Vertical Harvest: Innovation and self-reliance
I recently toured a super interesting greenhouse in Jackson called Vertical Harvest. I’ve never seen anything like it. It uses hydroponics, or the process of growing plants without soil. Instead of the typical soil and sun, it uses nutrient-enriched water, natural and artificial light, and carousels. In this way, Vertical Harvest (VH) produces a year-round crop in a ski town with a 2 month growing season.
What do they grow?
When planning what to grow, VH asked the local restaurants what they would like. The restaurants requested tomatoes, lettuce, basil, and microgreens such as arugula, Swiss chard, and mustard.
What’s so great about locally grown?
Because it doesn’t have to travel far, it is more fresh. Also, it just feels good to hand my money directly to the person who planted and cultivated my food. There is a sense of friendship, community, pride, and peace of mind.
Why I love Vertical Harvest’s employment model:
In addition to a really unique way to grow food, VH has a special employment model. They employ 15 people with disabilities, or as Vertical Harvest appropriately says “different abilities.” It’s a beautiful thing! As an occupational therapist, I use meaningful activites to help people with disabilities become more indepenent. I have always believed that the best way to improve our abilities and health is not through boring exercises but through enjoyable activities. So I really appreciate what VH is doing for their employees!
I was also impressed with the national attention this greenhouse has attracted. The following well-known media have published articles about VH: New York Times, The Atlantic, and The Huffington Post.
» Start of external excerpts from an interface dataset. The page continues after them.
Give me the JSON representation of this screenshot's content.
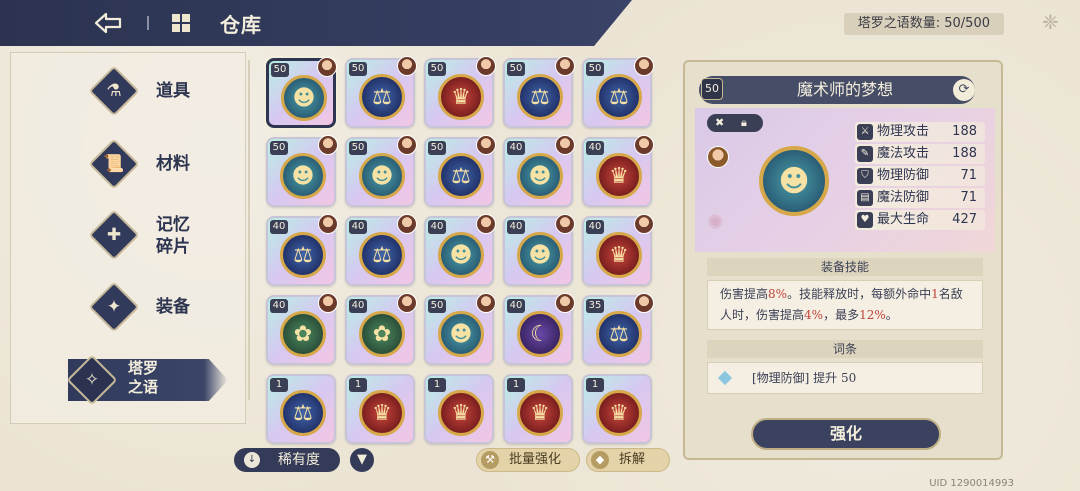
{
  "header": {
    "title": "仓库",
    "count_label": "塔罗之语数量: 50/500"
  },
  "categories": [
    {
      "label": "道具",
      "icon": "potion-icon"
    },
    {
      "label": "材料",
      "icon": "scroll-icon"
    },
    {
      "label": "记忆\n碎片",
      "icon": "puzzle-icon"
    },
    {
      "label": "装备",
      "icon": "armor-icon"
    },
    {
      "label": "塔罗\n之语",
      "icon": "tarot-icon",
      "active": true
    }
  ],
  "grid": {
    "items": [
      {
        "level": "50",
        "emblem": "teal"
      },
      {
        "level": "50",
        "emblem": "blue"
      },
      {
        "level": "50",
        "emblem": "red"
      },
      {
        "level": "50",
        "emblem": "blue"
      },
      {
        "level": "50",
        "emblem": "blue"
      },
      {
        "level": "50",
        "emblem": "teal"
      },
      {
        "level": "50",
        "emblem": "teal"
      },
      {
        "level": "50",
        "emblem": "blue"
      },
      {
        "level": "40",
        "emblem": "teal"
      },
      {
        "level": "40",
        "emblem": "red"
      },
      {
        "level": "40",
        "emblem": "blue"
      },
      {
        "level": "40",
        "emblem": "blue"
      },
      {
        "level": "40",
        "emblem": "teal"
      },
      {
        "level": "40",
        "emblem": "teal"
      },
      {
        "level": "40",
        "emblem": "red"
      },
      {
        "level": "40",
        "emblem": "green"
      },
      {
        "level": "40",
        "emblem": "green"
      },
      {
        "level": "50",
        "emblem": "teal"
      },
      {
        "level": "40",
        "emblem": "purple"
      },
      {
        "level": "35",
        "emblem": "blue"
      },
      {
        "level": "1",
        "emblem": "blue"
      },
      {
        "level": "1",
        "emblem": "red"
      },
      {
        "level": "1",
        "emblem": "red"
      },
      {
        "level": "1",
        "emblem": "red"
      },
      {
        "level": "1",
        "emblem": "red"
      }
    ]
  },
  "bottom": {
    "rarity_label": "稀有度",
    "batch_label": "批量强化",
    "dismantle_label": "拆解"
  },
  "detail": {
    "level": "50",
    "name": "魔术师的梦想",
    "stats": [
      {
        "name": "物理攻击",
        "value": "188",
        "icon": "sword-icon"
      },
      {
        "name": "魔法攻击",
        "value": "188",
        "icon": "wand-icon"
      },
      {
        "name": "物理防御",
        "value": "71",
        "icon": "shield-icon"
      },
      {
        "name": "魔法防御",
        "value": "71",
        "icon": "book-icon"
      },
      {
        "name": "最大生命",
        "value": "427",
        "icon": "heart-icon"
      }
    ],
    "skill_title": "装备技能",
    "skill_text_parts": [
      "伤害提高",
      "8%",
      "。技能释放时，每额外命中",
      "1",
      "名敌人时，伤害提高",
      "4%",
      "，最多",
      "12%",
      "。"
    ],
    "affix_title": "词条",
    "affix_text": "[物理防御] 提升 50",
    "enhance_label": "强化"
  },
  "uid": "UID 1290014993",
  "colors": {
    "navy": "#2e3550",
    "cream": "#ece6d8",
    "highlight": "#c2443a",
    "gold": "#d6a84a"
  }
}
A documentary called Hearts of Glass is also in the works.
At the end of the tour, we could purchase produce picked that day, as well as unique and beautiful items from local artists.
I am so impressed with the creative and good things that the VH people are doing! Keep up the great work!
Vertical Harvest is located at 155 W. Simpson Ave. Jackson, Wyoming
by Jessica Heath